My body tried to advance, but with each step, the ridge began to look further and further away. 18,750 then 18,800, just 500 feet from the top, and I felt my will to proceed fade away. Thoughts of the warm lodge below, my trekking companions who opted out of today's challenge, sipping on ginger tea, eating delicate potato momos, snacking on a warming bowl of Sherpa stew and even a plate of dahl bat all seemed like better options. The wind had picked up drastically, the clouds which had made their daily pilgrimage up the valley had now smashed directly into Lhotse's rock face and were now showering her peaks with a soft white mist. Greens had gone to grays, small rocks to shale and scree and my thoughts of a summit bid shifted to my young daughter Tanner and wife Kerry's voices and warm smiles which monopolized my muscles, determination and desires.

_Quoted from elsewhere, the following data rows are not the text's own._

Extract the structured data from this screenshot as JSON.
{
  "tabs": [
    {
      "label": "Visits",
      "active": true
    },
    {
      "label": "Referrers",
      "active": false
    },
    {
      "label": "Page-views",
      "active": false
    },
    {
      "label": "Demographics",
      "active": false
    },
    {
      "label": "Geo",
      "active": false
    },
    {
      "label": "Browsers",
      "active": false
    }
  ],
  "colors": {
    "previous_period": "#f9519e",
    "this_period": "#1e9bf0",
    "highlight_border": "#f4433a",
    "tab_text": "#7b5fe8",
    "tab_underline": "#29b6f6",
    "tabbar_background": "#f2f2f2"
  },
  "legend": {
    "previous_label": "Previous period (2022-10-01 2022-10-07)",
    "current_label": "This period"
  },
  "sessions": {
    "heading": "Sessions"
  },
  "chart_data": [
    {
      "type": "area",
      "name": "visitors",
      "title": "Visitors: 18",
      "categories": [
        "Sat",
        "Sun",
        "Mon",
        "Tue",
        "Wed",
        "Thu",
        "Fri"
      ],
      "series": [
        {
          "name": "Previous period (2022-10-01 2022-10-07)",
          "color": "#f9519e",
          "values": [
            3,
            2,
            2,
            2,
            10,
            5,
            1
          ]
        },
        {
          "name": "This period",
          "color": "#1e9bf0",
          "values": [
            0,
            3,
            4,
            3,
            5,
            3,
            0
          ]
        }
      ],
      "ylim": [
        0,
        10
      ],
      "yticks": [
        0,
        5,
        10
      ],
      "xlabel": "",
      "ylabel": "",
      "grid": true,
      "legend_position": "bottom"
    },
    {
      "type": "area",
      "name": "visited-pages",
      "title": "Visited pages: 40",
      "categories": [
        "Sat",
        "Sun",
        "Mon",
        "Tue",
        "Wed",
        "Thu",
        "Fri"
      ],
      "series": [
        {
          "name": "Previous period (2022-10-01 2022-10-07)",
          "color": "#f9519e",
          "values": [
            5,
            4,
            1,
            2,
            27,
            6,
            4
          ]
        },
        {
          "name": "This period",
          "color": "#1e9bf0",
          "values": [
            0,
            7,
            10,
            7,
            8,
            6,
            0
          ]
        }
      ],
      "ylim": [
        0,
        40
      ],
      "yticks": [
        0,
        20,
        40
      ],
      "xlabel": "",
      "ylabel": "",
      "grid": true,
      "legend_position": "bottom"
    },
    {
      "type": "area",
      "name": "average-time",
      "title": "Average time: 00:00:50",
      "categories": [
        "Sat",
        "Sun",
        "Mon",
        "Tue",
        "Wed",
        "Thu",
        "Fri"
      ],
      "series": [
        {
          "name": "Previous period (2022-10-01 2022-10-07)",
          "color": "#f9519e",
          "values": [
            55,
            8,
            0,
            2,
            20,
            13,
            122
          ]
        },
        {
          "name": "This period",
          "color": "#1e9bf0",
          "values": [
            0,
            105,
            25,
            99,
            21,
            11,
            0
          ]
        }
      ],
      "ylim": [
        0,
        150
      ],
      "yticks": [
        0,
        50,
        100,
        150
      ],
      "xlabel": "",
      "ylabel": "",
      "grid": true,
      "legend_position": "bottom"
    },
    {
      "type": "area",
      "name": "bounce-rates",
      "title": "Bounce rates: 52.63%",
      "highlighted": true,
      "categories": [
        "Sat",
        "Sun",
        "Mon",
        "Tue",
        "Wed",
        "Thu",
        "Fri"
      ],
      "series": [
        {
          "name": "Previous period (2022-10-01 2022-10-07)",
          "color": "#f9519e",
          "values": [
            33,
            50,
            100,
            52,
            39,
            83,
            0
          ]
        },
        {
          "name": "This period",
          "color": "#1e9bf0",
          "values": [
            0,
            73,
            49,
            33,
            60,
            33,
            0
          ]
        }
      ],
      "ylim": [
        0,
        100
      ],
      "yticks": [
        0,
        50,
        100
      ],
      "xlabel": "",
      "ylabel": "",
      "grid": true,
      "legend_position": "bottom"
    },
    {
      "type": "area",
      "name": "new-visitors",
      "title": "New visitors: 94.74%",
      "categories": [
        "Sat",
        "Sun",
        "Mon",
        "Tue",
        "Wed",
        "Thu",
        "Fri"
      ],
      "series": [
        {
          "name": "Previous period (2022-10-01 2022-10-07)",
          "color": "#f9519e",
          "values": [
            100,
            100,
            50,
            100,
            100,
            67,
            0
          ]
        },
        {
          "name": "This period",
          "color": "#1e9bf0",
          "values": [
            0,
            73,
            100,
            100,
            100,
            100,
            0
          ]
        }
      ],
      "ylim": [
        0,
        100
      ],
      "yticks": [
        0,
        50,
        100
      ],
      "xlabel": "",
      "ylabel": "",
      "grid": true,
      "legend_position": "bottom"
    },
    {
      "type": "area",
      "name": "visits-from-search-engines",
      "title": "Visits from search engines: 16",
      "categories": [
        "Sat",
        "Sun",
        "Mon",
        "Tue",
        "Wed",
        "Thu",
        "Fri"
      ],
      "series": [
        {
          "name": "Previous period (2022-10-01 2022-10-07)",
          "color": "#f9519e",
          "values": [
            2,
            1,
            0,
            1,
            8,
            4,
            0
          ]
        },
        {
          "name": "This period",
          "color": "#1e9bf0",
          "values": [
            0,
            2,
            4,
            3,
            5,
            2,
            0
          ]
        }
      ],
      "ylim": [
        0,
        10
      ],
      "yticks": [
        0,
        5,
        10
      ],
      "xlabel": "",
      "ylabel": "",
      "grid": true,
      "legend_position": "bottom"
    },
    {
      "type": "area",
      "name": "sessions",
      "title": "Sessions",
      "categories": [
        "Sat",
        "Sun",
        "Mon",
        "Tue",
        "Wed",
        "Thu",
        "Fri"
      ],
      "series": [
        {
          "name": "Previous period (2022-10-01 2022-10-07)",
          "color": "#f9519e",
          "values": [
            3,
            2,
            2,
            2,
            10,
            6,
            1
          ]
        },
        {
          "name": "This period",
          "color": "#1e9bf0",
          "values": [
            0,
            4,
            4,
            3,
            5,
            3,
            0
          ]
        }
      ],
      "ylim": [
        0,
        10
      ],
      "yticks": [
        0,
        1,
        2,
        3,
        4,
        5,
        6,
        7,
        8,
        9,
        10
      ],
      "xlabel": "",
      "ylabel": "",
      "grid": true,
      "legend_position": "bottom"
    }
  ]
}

I began to have trouble to move, my stride miniscule, my forward progress dwarfed by indecision and confusion. "How will I get down? What if there is no trail at the top? What if the weather turns for the worse?"

Each glance up to the ridge above looked like a Dali painting, those that he did of the beach stones on the shoreline below the village of figures. Everything looked like a trail, but with a few blinks and closer focus, the trail just blended into the never-ending sea of rocks and shades of gray. It was over and I knew it but my legs and heart kept pushing mechanically forward.

My thoughts became frantic and without reason. I moved but to no avail or in any certain direction. The jacket that was protecting me from the harsh elements, plunging temperatures and freezing rain slowly became my prison. No skin exposed, I was encased in a Gortex vacuum no sound or feeling could penetrate. I was detached from my situation and surroundings. "Jawane" I finally yelled, "This ain't such a good idea, and it's getting late. Let's head down!"

There I had said it. I was instantly relieved and disappointed. Jawane quickly descended to where I stoically stood, and we discussed our descent and how to get down without incident. In less than an hour, we descended more than 2,000 feet. As I reached the valley floor, the sound of running rivers and the deep moans of the creeping glacier were drowned out by thoughts of Tanner and Kerry on a beach, building castles in the sand. Picturing Tanner engrossed in her bucket and shovel and her wonderful sand creations, a huge smile across her face, I instantly warmed and relaxed.

I felt regret that I didn't reach my goal of Chukung's highest point but it was quickly erased and vanished into the warmth of the lower valley's breezes that accompanied us on our walk down. Jawane and I moved quickly in silence toward the lodge and the warm meal that awaited us. As the sun disappeared behind Lhotse's darkened gaze -- and the stone enclave came into view -- I thought to myself that maybe tonight I would opt out of the dahl bat and go for something a bit different. Maybe the vegetable momos or the Sherpa stew, maybe even the sacred yak steak, well-done of course. I felt good and I was finally heading home.